WHAT NEEDS TO BE DONE:
Here is a block of records. Copy every line in it that includes "marker".

----------------

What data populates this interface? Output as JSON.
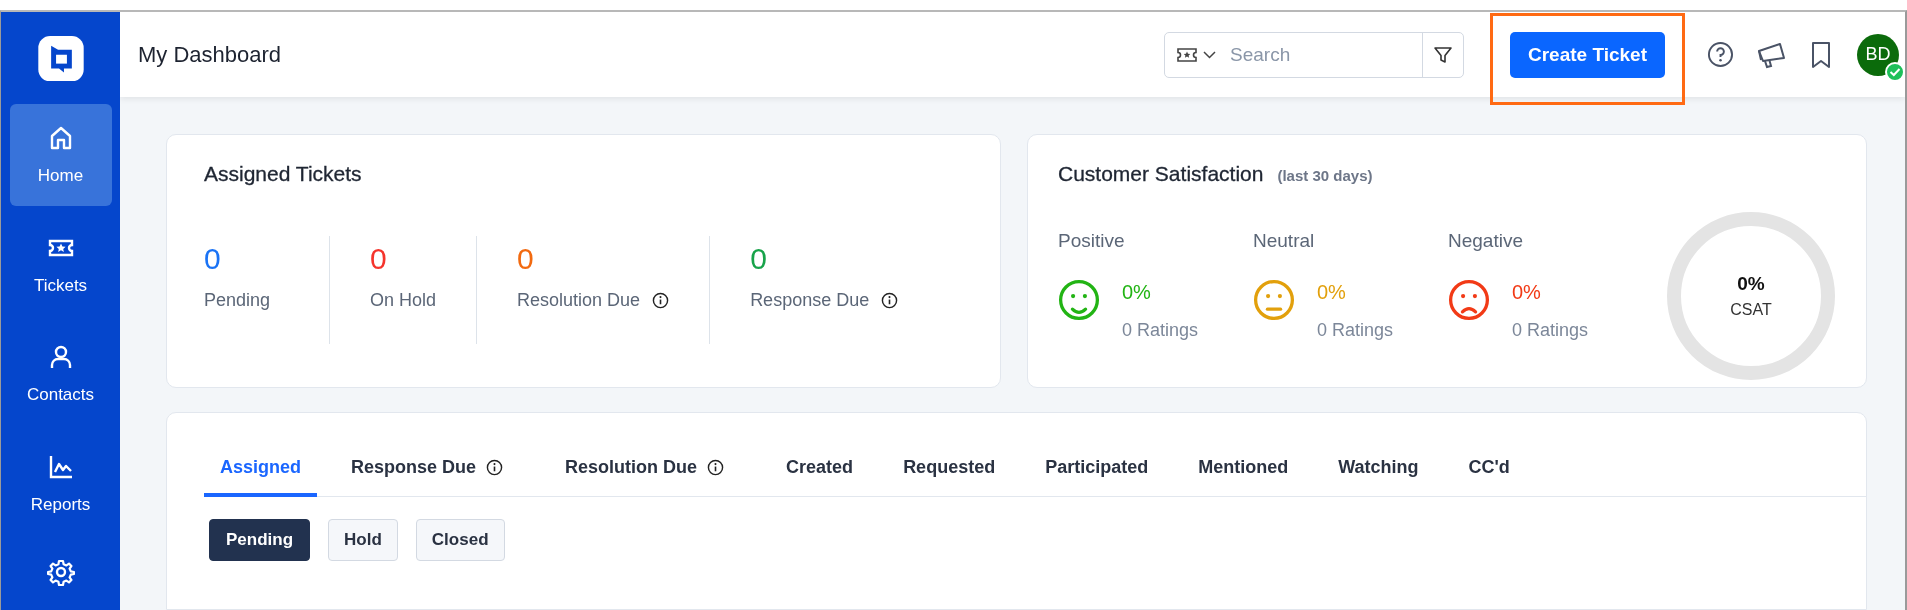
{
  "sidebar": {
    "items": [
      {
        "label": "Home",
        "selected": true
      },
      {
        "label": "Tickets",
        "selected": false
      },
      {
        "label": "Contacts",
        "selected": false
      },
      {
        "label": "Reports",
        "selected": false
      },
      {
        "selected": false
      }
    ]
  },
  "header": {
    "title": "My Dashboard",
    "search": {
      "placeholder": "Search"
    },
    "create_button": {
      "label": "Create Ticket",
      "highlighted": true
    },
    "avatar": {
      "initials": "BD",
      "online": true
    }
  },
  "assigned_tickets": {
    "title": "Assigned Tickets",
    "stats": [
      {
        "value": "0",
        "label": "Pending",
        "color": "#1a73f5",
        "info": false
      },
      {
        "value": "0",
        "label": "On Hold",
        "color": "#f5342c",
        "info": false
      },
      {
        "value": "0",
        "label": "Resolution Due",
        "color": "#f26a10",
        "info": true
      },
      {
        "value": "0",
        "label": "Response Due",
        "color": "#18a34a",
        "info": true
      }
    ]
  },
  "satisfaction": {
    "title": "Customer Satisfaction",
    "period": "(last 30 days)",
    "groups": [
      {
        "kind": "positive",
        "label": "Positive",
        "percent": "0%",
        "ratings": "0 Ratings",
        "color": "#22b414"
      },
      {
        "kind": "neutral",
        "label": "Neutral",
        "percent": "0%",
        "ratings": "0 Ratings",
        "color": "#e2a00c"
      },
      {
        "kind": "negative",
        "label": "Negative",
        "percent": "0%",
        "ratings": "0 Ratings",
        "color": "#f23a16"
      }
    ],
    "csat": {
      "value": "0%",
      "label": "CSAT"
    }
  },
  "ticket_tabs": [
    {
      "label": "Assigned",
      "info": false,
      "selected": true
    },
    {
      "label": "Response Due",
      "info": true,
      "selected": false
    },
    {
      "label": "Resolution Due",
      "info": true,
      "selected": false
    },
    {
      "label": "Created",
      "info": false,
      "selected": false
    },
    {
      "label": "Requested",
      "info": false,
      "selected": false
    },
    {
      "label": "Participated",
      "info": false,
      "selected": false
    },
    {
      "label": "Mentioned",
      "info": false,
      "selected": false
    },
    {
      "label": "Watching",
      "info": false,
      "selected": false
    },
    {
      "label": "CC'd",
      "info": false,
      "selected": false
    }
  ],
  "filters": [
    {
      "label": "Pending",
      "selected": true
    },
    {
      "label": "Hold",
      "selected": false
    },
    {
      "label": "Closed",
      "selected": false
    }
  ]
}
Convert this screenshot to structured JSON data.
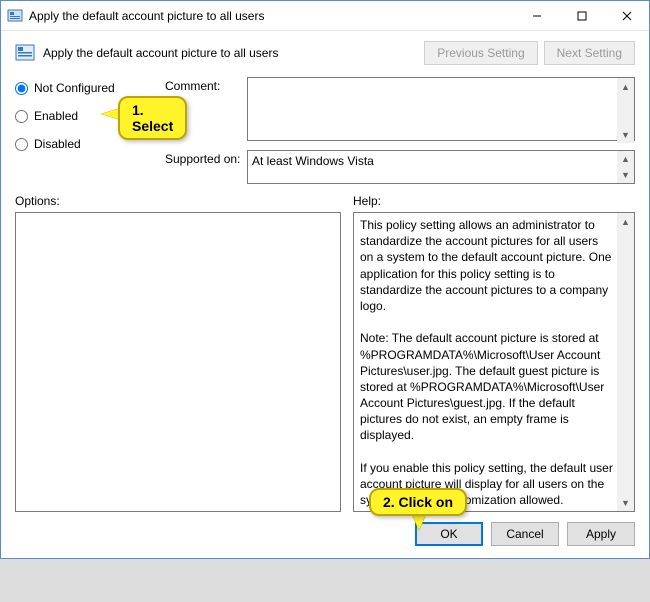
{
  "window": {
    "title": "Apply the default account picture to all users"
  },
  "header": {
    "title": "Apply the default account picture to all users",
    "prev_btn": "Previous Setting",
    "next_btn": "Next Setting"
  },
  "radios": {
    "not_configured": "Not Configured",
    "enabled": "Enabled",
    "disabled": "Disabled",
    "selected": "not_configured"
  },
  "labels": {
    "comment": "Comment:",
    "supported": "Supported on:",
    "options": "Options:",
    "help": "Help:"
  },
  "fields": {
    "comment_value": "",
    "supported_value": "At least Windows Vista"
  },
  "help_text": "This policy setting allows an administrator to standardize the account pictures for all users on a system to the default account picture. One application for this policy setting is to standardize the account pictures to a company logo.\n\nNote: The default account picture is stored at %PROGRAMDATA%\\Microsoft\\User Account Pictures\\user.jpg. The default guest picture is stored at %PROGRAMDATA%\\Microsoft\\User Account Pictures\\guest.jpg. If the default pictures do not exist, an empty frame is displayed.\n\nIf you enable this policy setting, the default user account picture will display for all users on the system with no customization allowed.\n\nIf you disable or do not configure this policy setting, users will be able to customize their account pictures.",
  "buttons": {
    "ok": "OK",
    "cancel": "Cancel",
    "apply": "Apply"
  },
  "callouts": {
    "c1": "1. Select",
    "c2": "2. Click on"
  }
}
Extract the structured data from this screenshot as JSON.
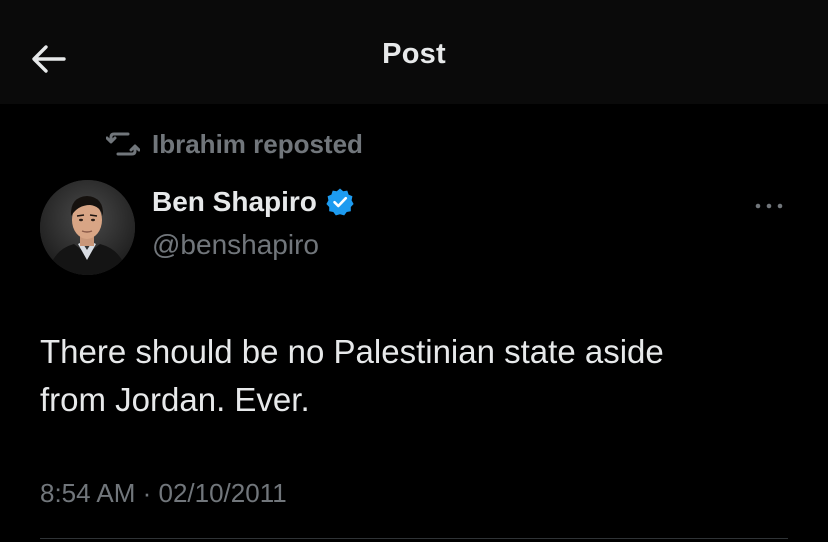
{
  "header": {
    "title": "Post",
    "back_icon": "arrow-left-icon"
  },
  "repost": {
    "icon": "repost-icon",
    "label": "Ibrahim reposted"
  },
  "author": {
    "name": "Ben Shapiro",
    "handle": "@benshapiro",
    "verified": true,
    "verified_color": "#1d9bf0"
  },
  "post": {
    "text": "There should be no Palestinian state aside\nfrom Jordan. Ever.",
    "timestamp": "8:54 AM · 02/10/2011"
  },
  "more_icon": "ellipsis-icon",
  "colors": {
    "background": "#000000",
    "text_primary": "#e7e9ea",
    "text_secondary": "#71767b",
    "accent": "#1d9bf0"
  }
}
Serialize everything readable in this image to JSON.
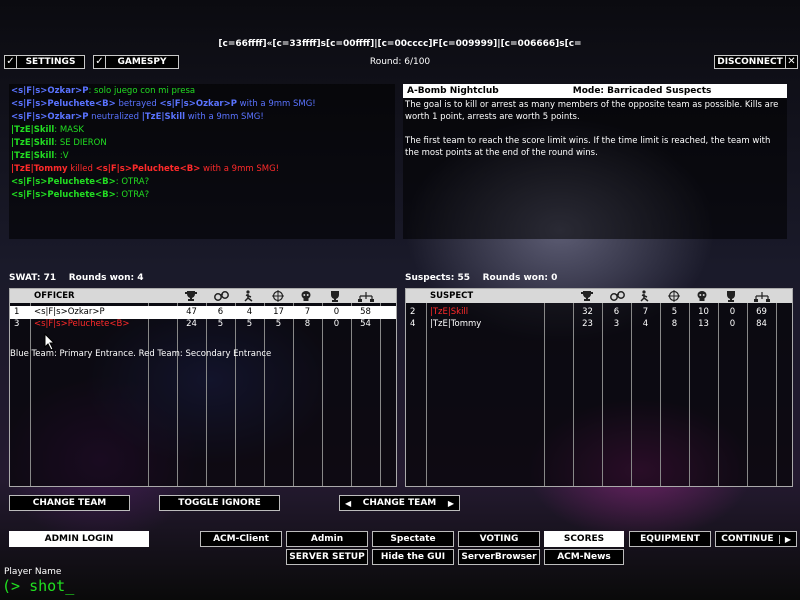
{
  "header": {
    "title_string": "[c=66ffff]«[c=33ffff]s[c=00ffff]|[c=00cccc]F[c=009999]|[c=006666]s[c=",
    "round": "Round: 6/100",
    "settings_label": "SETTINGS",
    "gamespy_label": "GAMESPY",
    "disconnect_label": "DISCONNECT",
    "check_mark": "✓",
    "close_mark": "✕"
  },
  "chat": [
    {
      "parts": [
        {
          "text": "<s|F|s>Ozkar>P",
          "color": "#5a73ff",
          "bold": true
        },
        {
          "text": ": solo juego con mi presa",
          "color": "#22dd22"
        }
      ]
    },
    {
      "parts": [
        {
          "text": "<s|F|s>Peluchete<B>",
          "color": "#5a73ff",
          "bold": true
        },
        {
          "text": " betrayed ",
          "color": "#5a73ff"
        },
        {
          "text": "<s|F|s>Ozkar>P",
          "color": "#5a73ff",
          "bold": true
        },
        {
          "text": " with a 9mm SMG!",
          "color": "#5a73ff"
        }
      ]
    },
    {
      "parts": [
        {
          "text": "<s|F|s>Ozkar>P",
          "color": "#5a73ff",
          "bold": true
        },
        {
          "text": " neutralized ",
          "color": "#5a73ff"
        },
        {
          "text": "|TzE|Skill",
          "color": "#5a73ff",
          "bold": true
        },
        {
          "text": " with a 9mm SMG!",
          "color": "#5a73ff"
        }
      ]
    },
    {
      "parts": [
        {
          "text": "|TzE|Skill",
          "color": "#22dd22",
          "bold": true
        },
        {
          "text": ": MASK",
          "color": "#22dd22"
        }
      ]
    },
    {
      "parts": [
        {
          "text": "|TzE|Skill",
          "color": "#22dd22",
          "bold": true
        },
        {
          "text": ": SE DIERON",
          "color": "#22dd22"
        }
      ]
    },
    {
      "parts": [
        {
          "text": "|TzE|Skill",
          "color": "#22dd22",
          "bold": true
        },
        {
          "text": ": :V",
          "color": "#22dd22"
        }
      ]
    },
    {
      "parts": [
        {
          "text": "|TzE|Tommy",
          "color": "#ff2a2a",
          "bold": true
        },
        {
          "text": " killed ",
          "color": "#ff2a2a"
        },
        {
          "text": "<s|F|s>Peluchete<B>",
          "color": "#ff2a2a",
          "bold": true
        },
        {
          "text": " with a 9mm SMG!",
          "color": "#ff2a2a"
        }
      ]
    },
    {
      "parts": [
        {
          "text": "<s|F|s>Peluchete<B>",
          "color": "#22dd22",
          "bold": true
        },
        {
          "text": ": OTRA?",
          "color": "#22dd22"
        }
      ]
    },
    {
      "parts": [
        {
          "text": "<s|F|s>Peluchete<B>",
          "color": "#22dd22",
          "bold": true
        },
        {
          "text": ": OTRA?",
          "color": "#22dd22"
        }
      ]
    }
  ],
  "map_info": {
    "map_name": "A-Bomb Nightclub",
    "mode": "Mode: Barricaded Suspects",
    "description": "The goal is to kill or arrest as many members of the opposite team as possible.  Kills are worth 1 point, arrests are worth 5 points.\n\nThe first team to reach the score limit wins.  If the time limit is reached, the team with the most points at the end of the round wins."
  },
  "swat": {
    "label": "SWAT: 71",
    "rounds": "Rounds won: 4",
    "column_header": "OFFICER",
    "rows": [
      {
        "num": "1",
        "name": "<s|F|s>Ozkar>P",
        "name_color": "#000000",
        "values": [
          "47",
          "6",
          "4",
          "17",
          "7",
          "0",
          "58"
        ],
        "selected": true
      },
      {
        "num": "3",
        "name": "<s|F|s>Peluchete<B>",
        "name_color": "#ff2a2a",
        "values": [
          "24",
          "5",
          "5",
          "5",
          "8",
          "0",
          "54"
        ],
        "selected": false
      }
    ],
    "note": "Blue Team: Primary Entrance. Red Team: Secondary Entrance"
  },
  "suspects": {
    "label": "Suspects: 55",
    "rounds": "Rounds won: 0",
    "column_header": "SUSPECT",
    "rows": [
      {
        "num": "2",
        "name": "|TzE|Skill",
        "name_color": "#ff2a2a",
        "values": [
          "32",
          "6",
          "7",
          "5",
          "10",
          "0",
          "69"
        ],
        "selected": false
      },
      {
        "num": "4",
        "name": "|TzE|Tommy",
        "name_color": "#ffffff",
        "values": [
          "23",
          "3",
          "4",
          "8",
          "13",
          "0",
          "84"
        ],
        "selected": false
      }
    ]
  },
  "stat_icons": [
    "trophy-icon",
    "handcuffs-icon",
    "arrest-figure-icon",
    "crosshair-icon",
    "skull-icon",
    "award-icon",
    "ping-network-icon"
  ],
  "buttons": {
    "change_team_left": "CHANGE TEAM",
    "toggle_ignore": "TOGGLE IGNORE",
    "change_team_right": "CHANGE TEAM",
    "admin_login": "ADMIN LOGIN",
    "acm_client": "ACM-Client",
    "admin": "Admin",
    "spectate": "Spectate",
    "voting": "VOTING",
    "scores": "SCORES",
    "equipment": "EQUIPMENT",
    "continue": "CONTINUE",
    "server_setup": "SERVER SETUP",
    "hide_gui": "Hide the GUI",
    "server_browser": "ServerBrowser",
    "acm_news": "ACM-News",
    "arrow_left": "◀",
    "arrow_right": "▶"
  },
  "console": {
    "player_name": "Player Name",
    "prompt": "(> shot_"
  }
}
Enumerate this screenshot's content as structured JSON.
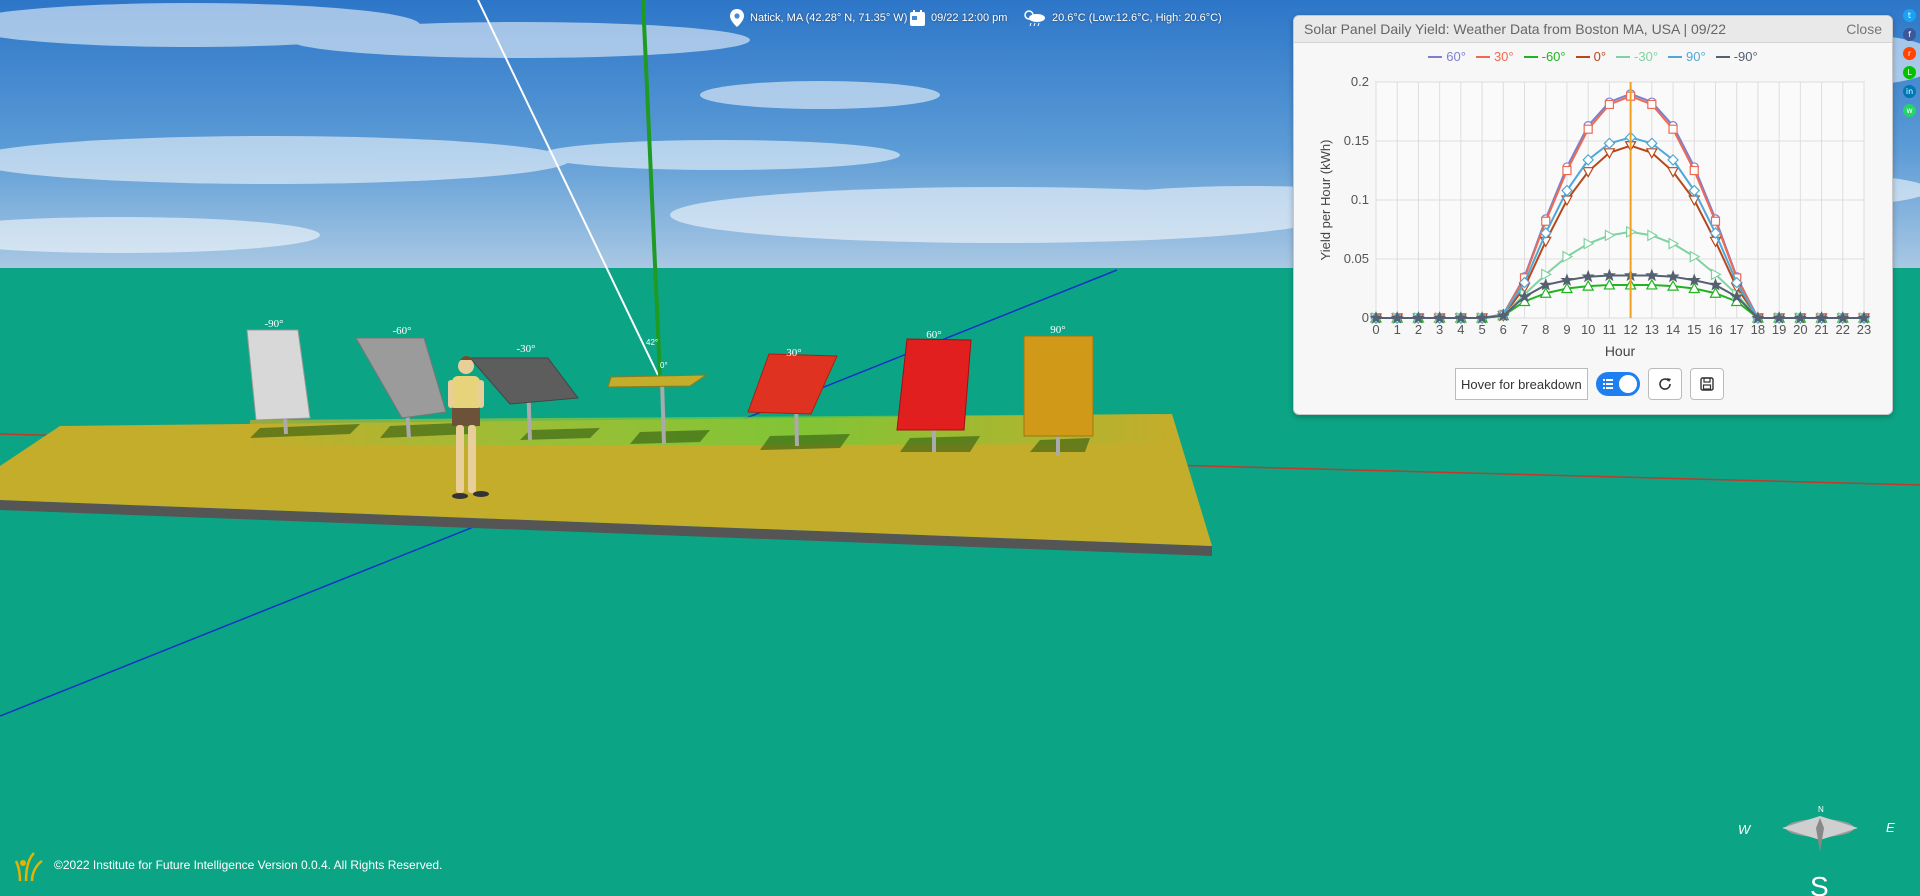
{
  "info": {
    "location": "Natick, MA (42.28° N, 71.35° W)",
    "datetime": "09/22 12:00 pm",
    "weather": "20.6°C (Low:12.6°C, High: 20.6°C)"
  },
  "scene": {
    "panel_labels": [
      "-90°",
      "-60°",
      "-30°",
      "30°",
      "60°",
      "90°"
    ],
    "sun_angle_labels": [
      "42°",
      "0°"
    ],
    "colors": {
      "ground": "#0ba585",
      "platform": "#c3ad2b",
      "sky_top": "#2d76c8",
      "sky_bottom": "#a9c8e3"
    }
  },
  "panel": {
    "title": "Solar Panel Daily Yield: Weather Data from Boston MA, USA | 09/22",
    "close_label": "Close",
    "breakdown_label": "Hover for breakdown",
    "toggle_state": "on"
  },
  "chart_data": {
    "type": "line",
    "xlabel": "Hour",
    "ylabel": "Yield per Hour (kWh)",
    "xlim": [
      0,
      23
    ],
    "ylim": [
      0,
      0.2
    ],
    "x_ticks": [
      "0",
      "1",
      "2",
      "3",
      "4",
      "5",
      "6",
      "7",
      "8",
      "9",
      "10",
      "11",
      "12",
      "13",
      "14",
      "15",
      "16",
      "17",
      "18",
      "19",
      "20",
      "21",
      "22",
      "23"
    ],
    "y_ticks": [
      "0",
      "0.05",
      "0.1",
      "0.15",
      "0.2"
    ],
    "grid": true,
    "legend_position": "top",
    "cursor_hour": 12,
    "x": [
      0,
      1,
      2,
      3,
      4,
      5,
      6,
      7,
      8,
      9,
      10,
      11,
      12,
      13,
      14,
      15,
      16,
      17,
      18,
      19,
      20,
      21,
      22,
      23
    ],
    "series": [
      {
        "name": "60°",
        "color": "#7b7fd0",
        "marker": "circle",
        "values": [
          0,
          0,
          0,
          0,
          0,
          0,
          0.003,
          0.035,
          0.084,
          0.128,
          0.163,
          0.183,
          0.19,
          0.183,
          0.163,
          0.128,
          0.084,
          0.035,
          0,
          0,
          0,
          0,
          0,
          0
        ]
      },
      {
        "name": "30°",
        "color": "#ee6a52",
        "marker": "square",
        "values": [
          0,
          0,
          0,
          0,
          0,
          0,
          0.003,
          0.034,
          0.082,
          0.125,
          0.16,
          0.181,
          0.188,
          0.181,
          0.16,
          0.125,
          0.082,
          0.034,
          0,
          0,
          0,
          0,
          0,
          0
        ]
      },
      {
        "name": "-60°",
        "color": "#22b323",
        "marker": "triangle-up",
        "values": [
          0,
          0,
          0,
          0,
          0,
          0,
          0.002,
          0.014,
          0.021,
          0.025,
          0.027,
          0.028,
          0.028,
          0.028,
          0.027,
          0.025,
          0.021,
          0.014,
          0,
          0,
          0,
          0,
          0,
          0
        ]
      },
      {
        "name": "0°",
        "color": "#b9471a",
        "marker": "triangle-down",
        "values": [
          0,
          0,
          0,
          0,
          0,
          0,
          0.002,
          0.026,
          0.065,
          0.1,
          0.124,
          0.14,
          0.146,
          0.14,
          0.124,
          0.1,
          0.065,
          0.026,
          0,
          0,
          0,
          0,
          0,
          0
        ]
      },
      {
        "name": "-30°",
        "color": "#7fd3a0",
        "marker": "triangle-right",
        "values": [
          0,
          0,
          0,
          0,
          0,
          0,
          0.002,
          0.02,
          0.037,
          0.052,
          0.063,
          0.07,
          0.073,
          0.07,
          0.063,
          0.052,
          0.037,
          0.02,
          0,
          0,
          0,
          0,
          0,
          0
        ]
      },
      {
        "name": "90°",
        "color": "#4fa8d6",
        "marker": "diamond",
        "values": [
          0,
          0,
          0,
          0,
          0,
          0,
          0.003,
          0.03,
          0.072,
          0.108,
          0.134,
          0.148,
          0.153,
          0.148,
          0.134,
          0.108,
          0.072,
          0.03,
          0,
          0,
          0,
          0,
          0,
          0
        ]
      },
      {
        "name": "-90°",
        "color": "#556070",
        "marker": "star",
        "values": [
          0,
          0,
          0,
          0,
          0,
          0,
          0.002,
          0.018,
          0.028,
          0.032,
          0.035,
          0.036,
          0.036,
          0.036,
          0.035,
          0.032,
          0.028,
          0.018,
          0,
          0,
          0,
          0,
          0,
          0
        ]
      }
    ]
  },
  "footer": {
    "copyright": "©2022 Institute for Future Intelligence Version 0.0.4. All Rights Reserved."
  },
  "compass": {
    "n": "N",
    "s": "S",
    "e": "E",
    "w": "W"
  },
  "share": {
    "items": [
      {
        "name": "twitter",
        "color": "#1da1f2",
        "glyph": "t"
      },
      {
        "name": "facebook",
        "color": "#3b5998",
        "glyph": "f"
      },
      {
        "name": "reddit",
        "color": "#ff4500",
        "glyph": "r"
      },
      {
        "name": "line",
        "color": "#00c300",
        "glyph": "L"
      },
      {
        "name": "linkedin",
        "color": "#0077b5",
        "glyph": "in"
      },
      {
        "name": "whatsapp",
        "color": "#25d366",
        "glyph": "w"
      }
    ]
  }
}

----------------

EXERCISE ANSWER:
        "marker": "circle",
        "marker": "square",
        "marker": "triangle-up",
        "marker": "triangle-down",
        "marker": "triangle-right",
        "marker": "diamond",
        "marker": "star",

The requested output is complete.